_Directions:_ Retype the listing below, keeping every line the same.

____ Supplied material

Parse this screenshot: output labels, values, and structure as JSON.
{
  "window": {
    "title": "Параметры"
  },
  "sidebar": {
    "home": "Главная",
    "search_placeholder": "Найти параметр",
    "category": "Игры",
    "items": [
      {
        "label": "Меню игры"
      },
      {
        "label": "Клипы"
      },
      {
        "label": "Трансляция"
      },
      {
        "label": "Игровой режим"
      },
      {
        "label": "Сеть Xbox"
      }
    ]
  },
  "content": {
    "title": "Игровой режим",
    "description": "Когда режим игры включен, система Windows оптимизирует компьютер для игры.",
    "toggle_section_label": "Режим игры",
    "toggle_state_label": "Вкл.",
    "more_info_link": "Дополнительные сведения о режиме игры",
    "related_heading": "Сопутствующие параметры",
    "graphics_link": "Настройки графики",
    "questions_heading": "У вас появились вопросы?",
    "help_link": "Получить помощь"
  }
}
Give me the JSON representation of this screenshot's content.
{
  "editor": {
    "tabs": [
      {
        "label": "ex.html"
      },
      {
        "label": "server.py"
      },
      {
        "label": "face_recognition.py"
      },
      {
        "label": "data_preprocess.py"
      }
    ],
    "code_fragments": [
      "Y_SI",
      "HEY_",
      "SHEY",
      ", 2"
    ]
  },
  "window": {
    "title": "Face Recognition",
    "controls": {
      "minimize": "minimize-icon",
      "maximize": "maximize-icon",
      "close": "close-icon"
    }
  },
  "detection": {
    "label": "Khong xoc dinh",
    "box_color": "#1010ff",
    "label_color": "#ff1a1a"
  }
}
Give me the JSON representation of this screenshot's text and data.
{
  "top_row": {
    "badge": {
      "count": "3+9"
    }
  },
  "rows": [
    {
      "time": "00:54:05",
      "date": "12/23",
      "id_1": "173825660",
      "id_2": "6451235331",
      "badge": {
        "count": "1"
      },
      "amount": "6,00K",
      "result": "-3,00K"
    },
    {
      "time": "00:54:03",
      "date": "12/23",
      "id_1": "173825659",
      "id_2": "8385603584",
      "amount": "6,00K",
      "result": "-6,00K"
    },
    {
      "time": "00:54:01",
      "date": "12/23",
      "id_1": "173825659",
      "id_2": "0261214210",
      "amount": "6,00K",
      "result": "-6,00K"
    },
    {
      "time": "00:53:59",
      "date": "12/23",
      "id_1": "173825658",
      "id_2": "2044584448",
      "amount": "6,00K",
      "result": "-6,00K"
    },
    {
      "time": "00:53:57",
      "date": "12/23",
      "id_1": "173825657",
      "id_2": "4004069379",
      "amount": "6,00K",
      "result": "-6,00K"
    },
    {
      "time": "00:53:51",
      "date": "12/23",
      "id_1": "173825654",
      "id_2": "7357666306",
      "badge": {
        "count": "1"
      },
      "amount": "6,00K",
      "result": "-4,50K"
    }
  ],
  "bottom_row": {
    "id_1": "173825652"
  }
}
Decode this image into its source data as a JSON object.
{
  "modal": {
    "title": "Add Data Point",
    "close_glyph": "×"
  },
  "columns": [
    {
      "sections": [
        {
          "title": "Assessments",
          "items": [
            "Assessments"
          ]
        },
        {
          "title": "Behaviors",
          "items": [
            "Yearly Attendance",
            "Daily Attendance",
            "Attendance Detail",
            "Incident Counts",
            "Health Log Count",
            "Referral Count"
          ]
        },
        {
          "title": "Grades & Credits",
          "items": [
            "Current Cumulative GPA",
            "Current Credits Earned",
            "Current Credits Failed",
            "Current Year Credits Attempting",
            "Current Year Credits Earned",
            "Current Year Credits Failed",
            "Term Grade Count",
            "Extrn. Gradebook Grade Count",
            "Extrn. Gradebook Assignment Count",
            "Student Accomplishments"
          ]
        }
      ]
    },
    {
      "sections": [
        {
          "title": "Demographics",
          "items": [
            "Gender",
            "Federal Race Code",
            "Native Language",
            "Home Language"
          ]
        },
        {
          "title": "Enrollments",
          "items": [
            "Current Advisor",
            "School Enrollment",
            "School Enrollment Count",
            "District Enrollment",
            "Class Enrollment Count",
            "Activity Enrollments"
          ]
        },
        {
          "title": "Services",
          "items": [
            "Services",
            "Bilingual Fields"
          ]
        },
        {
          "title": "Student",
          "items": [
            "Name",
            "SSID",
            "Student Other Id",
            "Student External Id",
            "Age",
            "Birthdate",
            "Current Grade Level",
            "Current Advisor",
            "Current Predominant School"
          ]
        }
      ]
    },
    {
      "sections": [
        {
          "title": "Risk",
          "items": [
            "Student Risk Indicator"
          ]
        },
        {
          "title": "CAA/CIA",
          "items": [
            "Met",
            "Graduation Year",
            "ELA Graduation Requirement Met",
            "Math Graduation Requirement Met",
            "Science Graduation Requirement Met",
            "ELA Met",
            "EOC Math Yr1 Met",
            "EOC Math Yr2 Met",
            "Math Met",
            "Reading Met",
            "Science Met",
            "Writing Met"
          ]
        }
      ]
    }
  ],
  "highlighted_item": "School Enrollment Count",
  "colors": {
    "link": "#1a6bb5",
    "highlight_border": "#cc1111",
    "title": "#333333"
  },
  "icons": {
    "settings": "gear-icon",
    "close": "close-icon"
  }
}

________

_Exercise result:_
Parse this screenshot: output labels, values, and structure as JSON.
{
  "window": {
    "title": "Параметры"
  },
  "sidebar": {
    "home": "Главная",
    "search_placeholder": "Найти параметр",
    "category": "Игры",
    "items": [
      {
        "label": "Меню игры"
      },
      {
        "label": "Клипы"
      },
      {
        "label": "Трансляция"
      },
      {
        "label": "Игровой режим"
      },
      {
        "label": "Сеть Xbox"
      }
    ]
  },
  "content": {
    "title": "Игровой режим",
    "description": "Когда режим игры включен, система Windows оптимизирует компьютер для игры.",
    "toggle_section_label": "Режим игры",
    "toggle_state_label": "Вкл.",
    "more_info_link": "Дополнительные сведения о режиме игры",
    "related_heading": "Сопутствующие параметры",
    "graphics_link": "Настройки графики",
    "questions_heading": "У вас появились вопросы?",
    "help_link": "Получить помощь"
  }
}
Give me the JSON representation of this screenshot's content.
{
  "editor": {
    "tabs": [
      {
        "label": "ex.html"
      },
      {
        "label": "server.py"
      },
      {
        "label": "face_recognition.py"
      },
      {
        "label": "data_preprocess.py"
      }
    ],
    "code_fragments": [
      "Y_SI",
      "HEY_",
      "SHEY",
      ", 2"
    ]
  },
  "window": {
    "title": "Face Recognition",
    "controls": {
      "minimize": "minimize-icon",
      "maximize": "maximize-icon",
      "close": "close-icon"
    }
  },
  "detection": {
    "label": "Khong xoc dinh",
    "box_color": "#1010ff",
    "label_color": "#ff1a1a"
  }
}
Give me the JSON representation of this screenshot's text and data.
{
  "top_row": {
    "badge": {
      "count": "3+9"
    }
  },
  "rows": [
    {
      "time": "00:54:05",
      "date": "12/23",
      "id_1": "173825660",
      "id_2": "6451235331",
      "badge": {
        "count": "1"
      },
      "amount": "6,00K",
      "result": "-3,00K"
    },
    {
      "time": "00:54:03",
      "date": "12/23",
      "id_1": "173825659",
      "id_2": "8385603584",
      "amount": "6,00K",
      "result": "-6,00K"
    },
    {
      "time": "00:54:01",
      "date": "12/23",
      "id_1": "173825659",
      "id_2": "0261214210",
      "amount": "6,00K",
      "result": "-6,00K"
    },
    {
      "time": "00:53:59",
      "date": "12/23",
      "id_1": "173825658",
      "id_2": "2044584448",
      "amount": "6,00K",
      "result": "-6,00K"
    },
    {
      "time": "00:53:57",
      "date": "12/23",
      "id_1": "173825657",
      "id_2": "4004069379",
      "amount": "6,00K",
      "result": "-6,00K"
    },
    {
      "time": "00:53:51",
      "date": "12/23",
      "id_1": "173825654",
      "id_2": "7357666306",
      "badge": {
        "count": "1"
      },
      "amount": "6,00K",
      "result": "-4,50K"
    }
  ],
  "bottom_row": {
    "id_1": "173825652"
  }
}
Decode this image into its source data as a JSON object.
{
  "modal": {
    "title": "Add Data Point",
    "close_glyph": "×"
  },
  "columns": [
    {
      "sections": [
        {
          "title": "Assessments",
          "items": [
            "Assessments"
          ]
        },
        {
          "title": "Behaviors",
          "items": [
            "Yearly Attendance",
            "Daily Attendance",
            "Attendance Detail",
            "Incident Counts",
            "Health Log Count",
            "Referral Count"
          ]
        },
        {
          "title": "Grades & Credits",
          "items": [
            "Current Cumulative GPA",
            "Current Credits Earned",
            "Current Credits Failed",
            "Current Year Credits Attempting",
            "Current Year Credits Earned",
            "Current Year Credits Failed",
            "Term Grade Count",
            "Extrn. Gradebook Grade Count",
            "Extrn. Gradebook Assignment Count",
            "Student Accomplishments"
          ]
        }
      ]
    },
    {
      "sections": [
        {
          "title": "Demographics",
          "items": [
            "Gender",
            "Federal Race Code",
            "Native Language",
            "Home Language"
          ]
        },
        {
          "title": "Enrollments",
          "items": [
            "Current Advisor",
            "School Enrollment",
            "School Enrollment Count",
            "District Enrollment",
            "Class Enrollment Count",
            "Activity Enrollments"
          ]
        },
        {
          "title": "Services",
          "items": [
            "Services",
            "Bilingual Fields"
          ]
        },
        {
          "title": "Student",
          "items": [
            "Name",
            "SSID",
            "Student Other Id",
            "Student External Id",
            "Age",
            "Birthdate",
            "Current Grade Level",
            "Current Advisor",
            "Current Predominant School"
          ]
        }
      ]
    },
    {
      "sections": [
        {
          "title": "Risk",
          "items": [
            "Student Risk Indicator"
          ]
        },
        {
          "title": "CAA/CIA",
          "items": [
            "Met",
            "Graduation Year",
            "ELA Graduation Requirement Met",
            "Math Graduation Requirement Met",
            "Science Graduation Requirement Met",
            "ELA Met",
            "EOC Math Yr1 Met",
            "EOC Math Yr2 Met",
            "Math Met",
            "Reading Met",
            "Science Met",
            "Writing Met"
          ]
        }
      ]
    }
  ],
  "highlighted_item": "School Enrollment Count",
  "colors": {
    "link": "#1a6bb5",
    "highlight_border": "#cc1111",
    "title": "#333333"
  },
  "icons": {
    "settings": "gear-icon",
    "close": "close-icon"
  }
}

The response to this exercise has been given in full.